When you reach the records below, repeat each one exactly as written.

**** SUPPLIED MATERIAL ****

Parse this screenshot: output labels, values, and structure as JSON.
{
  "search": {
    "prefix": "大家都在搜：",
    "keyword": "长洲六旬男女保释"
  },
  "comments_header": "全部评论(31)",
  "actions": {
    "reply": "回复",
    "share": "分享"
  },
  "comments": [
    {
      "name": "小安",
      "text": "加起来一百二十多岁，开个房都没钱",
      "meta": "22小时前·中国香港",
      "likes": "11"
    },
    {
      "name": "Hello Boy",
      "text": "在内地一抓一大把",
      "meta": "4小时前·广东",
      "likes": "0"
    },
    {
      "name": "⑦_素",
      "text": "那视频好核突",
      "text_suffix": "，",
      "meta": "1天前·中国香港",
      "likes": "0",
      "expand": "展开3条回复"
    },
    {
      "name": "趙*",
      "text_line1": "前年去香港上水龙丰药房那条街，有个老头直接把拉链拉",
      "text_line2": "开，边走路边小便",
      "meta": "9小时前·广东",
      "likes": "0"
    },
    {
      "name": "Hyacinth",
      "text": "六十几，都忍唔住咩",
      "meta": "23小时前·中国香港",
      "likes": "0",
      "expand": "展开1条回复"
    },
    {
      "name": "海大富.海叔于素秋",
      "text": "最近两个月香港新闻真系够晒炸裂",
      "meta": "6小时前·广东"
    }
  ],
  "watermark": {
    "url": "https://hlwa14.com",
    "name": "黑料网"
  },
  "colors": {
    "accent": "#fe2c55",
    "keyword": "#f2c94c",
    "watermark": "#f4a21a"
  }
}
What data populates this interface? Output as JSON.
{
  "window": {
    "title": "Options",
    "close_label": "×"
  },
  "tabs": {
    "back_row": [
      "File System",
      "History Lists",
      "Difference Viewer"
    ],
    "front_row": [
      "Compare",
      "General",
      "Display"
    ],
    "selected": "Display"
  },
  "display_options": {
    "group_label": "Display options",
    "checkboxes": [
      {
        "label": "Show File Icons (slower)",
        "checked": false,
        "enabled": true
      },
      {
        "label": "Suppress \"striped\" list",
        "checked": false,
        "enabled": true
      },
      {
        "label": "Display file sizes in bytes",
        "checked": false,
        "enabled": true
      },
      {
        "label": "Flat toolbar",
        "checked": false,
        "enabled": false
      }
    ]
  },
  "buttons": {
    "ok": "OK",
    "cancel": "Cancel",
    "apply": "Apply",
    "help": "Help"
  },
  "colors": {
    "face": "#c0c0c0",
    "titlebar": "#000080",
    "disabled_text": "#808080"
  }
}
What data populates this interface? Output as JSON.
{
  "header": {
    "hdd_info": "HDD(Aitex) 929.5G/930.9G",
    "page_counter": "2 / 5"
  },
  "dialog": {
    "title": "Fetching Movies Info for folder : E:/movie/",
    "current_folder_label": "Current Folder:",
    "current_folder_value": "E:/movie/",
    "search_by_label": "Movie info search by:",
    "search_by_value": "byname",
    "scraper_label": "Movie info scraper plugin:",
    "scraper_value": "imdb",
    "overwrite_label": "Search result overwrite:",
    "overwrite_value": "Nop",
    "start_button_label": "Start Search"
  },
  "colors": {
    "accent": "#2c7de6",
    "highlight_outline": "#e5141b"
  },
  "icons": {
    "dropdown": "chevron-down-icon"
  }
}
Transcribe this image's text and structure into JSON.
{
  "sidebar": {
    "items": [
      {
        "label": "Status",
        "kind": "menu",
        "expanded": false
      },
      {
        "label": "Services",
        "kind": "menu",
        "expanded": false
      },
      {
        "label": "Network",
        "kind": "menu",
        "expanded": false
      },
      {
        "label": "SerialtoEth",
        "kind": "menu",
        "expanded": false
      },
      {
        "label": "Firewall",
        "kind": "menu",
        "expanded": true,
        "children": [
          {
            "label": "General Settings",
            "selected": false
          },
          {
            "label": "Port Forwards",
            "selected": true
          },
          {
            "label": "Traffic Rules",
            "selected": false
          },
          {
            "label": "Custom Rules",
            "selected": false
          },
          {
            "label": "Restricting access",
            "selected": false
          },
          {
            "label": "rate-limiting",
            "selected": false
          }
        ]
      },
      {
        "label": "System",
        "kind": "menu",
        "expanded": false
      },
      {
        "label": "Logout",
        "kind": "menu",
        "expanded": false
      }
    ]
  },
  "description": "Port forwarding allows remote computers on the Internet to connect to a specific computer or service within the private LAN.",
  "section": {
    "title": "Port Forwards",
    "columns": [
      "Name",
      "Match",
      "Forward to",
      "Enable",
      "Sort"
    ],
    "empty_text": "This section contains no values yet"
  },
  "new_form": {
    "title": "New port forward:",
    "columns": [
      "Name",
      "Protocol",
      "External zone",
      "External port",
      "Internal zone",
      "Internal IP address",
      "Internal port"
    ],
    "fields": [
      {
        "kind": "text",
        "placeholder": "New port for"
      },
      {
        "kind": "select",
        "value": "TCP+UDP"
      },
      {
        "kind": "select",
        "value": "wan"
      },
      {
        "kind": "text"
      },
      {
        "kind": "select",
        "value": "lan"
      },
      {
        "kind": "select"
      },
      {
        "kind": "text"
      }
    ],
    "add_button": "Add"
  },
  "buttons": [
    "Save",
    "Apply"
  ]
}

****

FINISHED TASK:
Parse this screenshot: output labels, values, and structure as JSON.
{
  "search": {
    "prefix": "大家都在搜：",
    "keyword": "长洲六旬男女保释"
  },
  "comments_header": "全部评论(31)",
  "actions": {
    "reply": "回复",
    "share": "分享"
  },
  "comments": [
    {
      "name": "小安",
      "text": "加起来一百二十多岁，开个房都没钱",
      "meta": "22小时前·中国香港",
      "likes": "11"
    },
    {
      "name": "Hello Boy",
      "text": "在内地一抓一大把",
      "meta": "4小时前·广东",
      "likes": "0"
    },
    {
      "name": "⑦_素",
      "text": "那视频好核突",
      "text_suffix": "，",
      "meta": "1天前·中国香港",
      "likes": "0",
      "expand": "展开3条回复"
    },
    {
      "name": "趙*",
      "text_line1": "前年去香港上水龙丰药房那条街，有个老头直接把拉链拉",
      "text_line2": "开，边走路边小便",
      "meta": "9小时前·广东",
      "likes": "0"
    },
    {
      "name": "Hyacinth",
      "text": "六十几，都忍唔住咩",
      "meta": "23小时前·中国香港",
      "likes": "0",
      "expand": "展开1条回复"
    },
    {
      "name": "海大富.海叔于素秋",
      "text": "最近两个月香港新闻真系够晒炸裂",
      "meta": "6小时前·广东"
    }
  ],
  "watermark": {
    "url": "https://hlwa14.com",
    "name": "黑料网"
  },
  "colors": {
    "accent": "#fe2c55",
    "keyword": "#f2c94c",
    "watermark": "#f4a21a"
  }
}
What data populates this interface? Output as JSON.
{
  "window": {
    "title": "Options",
    "close_label": "×"
  },
  "tabs": {
    "back_row": [
      "File System",
      "History Lists",
      "Difference Viewer"
    ],
    "front_row": [
      "Compare",
      "General",
      "Display"
    ],
    "selected": "Display"
  },
  "display_options": {
    "group_label": "Display options",
    "checkboxes": [
      {
        "label": "Show File Icons (slower)",
        "checked": false,
        "enabled": true
      },
      {
        "label": "Suppress \"striped\" list",
        "checked": false,
        "enabled": true
      },
      {
        "label": "Display file sizes in bytes",
        "checked": false,
        "enabled": true
      },
      {
        "label": "Flat toolbar",
        "checked": false,
        "enabled": false
      }
    ]
  },
  "buttons": {
    "ok": "OK",
    "cancel": "Cancel",
    "apply": "Apply",
    "help": "Help"
  },
  "colors": {
    "face": "#c0c0c0",
    "titlebar": "#000080",
    "disabled_text": "#808080"
  }
}
What data populates this interface? Output as JSON.
{
  "header": {
    "hdd_info": "HDD(Aitex) 929.5G/930.9G",
    "page_counter": "2 / 5"
  },
  "dialog": {
    "title": "Fetching Movies Info for folder : E:/movie/",
    "current_folder_label": "Current Folder:",
    "current_folder_value": "E:/movie/",
    "search_by_label": "Movie info search by:",
    "search_by_value": "byname",
    "scraper_label": "Movie info scraper plugin:",
    "scraper_value": "imdb",
    "overwrite_label": "Search result overwrite:",
    "overwrite_value": "Nop",
    "start_button_label": "Start Search"
  },
  "colors": {
    "accent": "#2c7de6",
    "highlight_outline": "#e5141b"
  },
  "icons": {
    "dropdown": "chevron-down-icon"
  }
}
Transcribe this image's text and structure into JSON.
{
  "sidebar": {
    "items": [
      {
        "label": "Status",
        "kind": "menu",
        "expanded": false
      },
      {
        "label": "Services",
        "kind": "menu",
        "expanded": false
      },
      {
        "label": "Network",
        "kind": "menu",
        "expanded": false
      },
      {
        "label": "SerialtoEth",
        "kind": "menu",
        "expanded": false
      },
      {
        "label": "Firewall",
        "kind": "menu",
        "expanded": true,
        "children": [
          {
            "label": "General Settings",
            "selected": false
          },
          {
            "label": "Port Forwards",
            "selected": true
          },
          {
            "label": "Traffic Rules",
            "selected": false
          },
          {
            "label": "Custom Rules",
            "selected": false
          },
          {
            "label": "Restricting access",
            "selected": false
          },
          {
            "label": "rate-limiting",
            "selected": false
          }
        ]
      },
      {
        "label": "System",
        "kind": "menu",
        "expanded": false
      },
      {
        "label": "Logout",
        "kind": "menu",
        "expanded": false
      }
    ]
  },
  "description": "Port forwarding allows remote computers on the Internet to connect to a specific computer or service within the private LAN.",
  "section": {
    "title": "Port Forwards",
    "columns": [
      "Name",
      "Match",
      "Forward to",
      "Enable",
      "Sort"
    ],
    "empty_text": "This section contains no values yet"
  },
  "new_form": {
    "title": "New port forward:",
    "columns": [
      "Name",
      "Protocol",
      "External zone",
      "External port",
      "Internal zone",
      "Internal IP address",
      "Internal port"
    ],
    "fields": [
      {
        "kind": "text",
        "placeholder": "New port for"
      },
      {
        "kind": "select",
        "value": "TCP+UDP"
      },
      {
        "kind": "select",
        "value": "wan"
      },
      {
        "kind": "text"
      },
      {
        "kind": "select",
        "value": "lan"
      },
      {
        "kind": "select"
      },
      {
        "kind": "text"
      }
    ],
    "add_button": "Add"
  },
  "buttons": [
    "Save",
    "Apply"
  ]
}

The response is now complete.